When installing Linux on a new system, users are frequently confronted with the need to partition their available hard drive space. Some newer distributions make partitioning choices automatically for you, and allow you to override those choices if you wish. Others require that you use tools like fdisk or cfdisk.
Do not build up additional complexity by dividing your hard disk into partitions - one partition for all folders works best. For example, if you set a fixed space for your /home directory, it can happen that this partition runs full and - although you still have plenty of space on your hard disk, you are at the space limit for /home. So, use one partition for all your folders.

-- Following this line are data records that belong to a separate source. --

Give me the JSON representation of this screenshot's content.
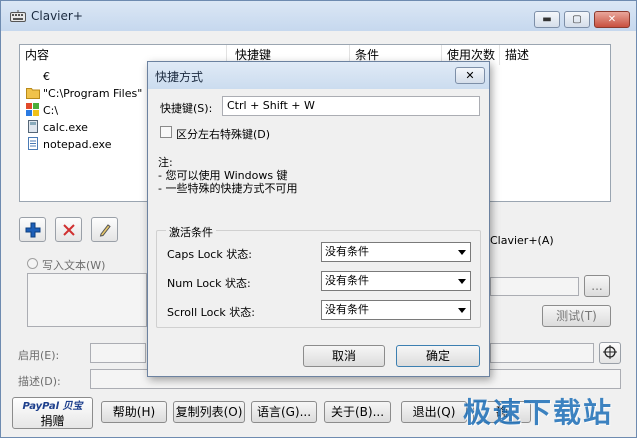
{
  "window": {
    "title": "Clavier+",
    "min_label": "▬",
    "max_label": "▢",
    "close_label": "✕"
  },
  "list": {
    "columns": [
      "内容",
      "快捷键",
      "条件",
      "使用次数",
      "描述"
    ],
    "rows": [
      {
        "content": "€"
      },
      {
        "content": "\"C:\\Program Files\""
      },
      {
        "content": "C:\\"
      },
      {
        "content": "calc.exe"
      },
      {
        "content": "notepad.exe"
      }
    ]
  },
  "toolbar": {
    "add_icon": "plus-icon",
    "delete_icon": "cross-icon",
    "edit_icon": "pencil-icon",
    "hotkey_suffix": "Clavier+(A)"
  },
  "text_section": {
    "write_text_label": "写入文本(W)",
    "test_button": "测试(T)",
    "browse_button": "..."
  },
  "fields": {
    "enable_label": "启用(E):",
    "description_label": "描述(D):"
  },
  "bottom": {
    "paypal_text": "PayPal 贝宝",
    "donate_label": "捐赠",
    "help": "帮助(H)",
    "copy_list": "复制列表(O)",
    "language": "语言(G)...",
    "about": "关于(B)...",
    "exit": "退出(Q)",
    "ok_partial": "确"
  },
  "dialog": {
    "title": "快捷方式",
    "close_label": "✕",
    "hotkey_label": "快捷键(S):",
    "hotkey_value": "Ctrl + Shift + W",
    "distinguish_label": "区分左右特殊键(D)",
    "note_title": "注:",
    "note_line1": "- 您可以使用 Windows 键",
    "note_line2": "- 一些特殊的快捷方式不可用",
    "group_label": "激活条件",
    "caps_label": "Caps Lock 状态:",
    "caps_value": "没有条件",
    "num_label": "Num Lock 状态:",
    "num_value": "没有条件",
    "scroll_label": "Scroll Lock 状态:",
    "scroll_value": "没有条件",
    "cancel": "取消",
    "ok": "确定"
  },
  "watermark": "极速下载站",
  "colors": {
    "accent_blue": "#1d6fb8",
    "delete_red": "#d03030"
  }
}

To be more flexible with swap space, use a swap file.
The Root partition
The /usr filesystem is where almost every program, library or data-file on your system will live. It needs to be correspondingly big. 6-15 gigabytes is adequate for most applications, even if you load your system down with package after package.
Almost every Linux system will need swap space. The classic piece of advice is "swap should be double the amount of RAM you have", though this is not a rigid guideline. Another guideline is to have at least 1x your RAM size, but this also isn't a fixed, absolute requirement (this used to be necessary for linux, but not anymore for recent versions). It depends mainly on what applications you want to run. Applications like video/movie editing, 3d rendering, large image editing, database servers and web application servers can use a lot of memory and if you don't have that as RAM, it will need a large swap space.
A good way to decide the size, is to just try and see. Pick a size (it is usually easier to reduce the swap size after-wards, so aim high) and run your 'normal' workload for a while and see how much swap is used (See Memory diagnostic tools). You can then adjust/resize the partitions or re-partition completely.
To optimize for speed, it is advisable to put the swap partition on a different hard disk (if you have one) instead of on the main hard disk with the OS on it. It is also possible to spread the swap space over multiple hard disks, this can also increase the speed. Linux can handle multiple swap spaces, and each swap space can have a priority (pri=somenumber in fstab, also see swapon command).
If you have several disks, or choose to use logical partitions, you may want to add additional partitions. Operators of multi-user systems in particular may have a use for some or all of the following. You should evaluate how much usage you expect your system to get, and size these partitions accordingly.
At one time, the venerable LILO boot-loader required that it find its necessary files within the first 1024 cylinders of the disk it was booting from. People would typically create a small (10 megabyte) partition for this purpose. This restriction is not a problem with recent versions of LILO and its presumed successor GRUB.
Many large systems have hundreds or thousands of email accounts. It is often desirable to put the mail spool directory (usually
/var/spool/mail, the place where email inboxes reside in the filesystem) onto a separate partition. Creating a separate partition for /var lets the system administrator keep a full email box from disrupting the rest of his system.
On large multiuser systems where users may be storing a lot of data (such as Web pages), creating a separate partition for home directories is useful.
On a single-user system where you have a lot of disk space left over, you might also choose to create a /home partition for your home directory, and use the remaining space for it.
People who collect home movies may want a /media partition; likewise, people supporting large CVS projects may want a /cvs partition.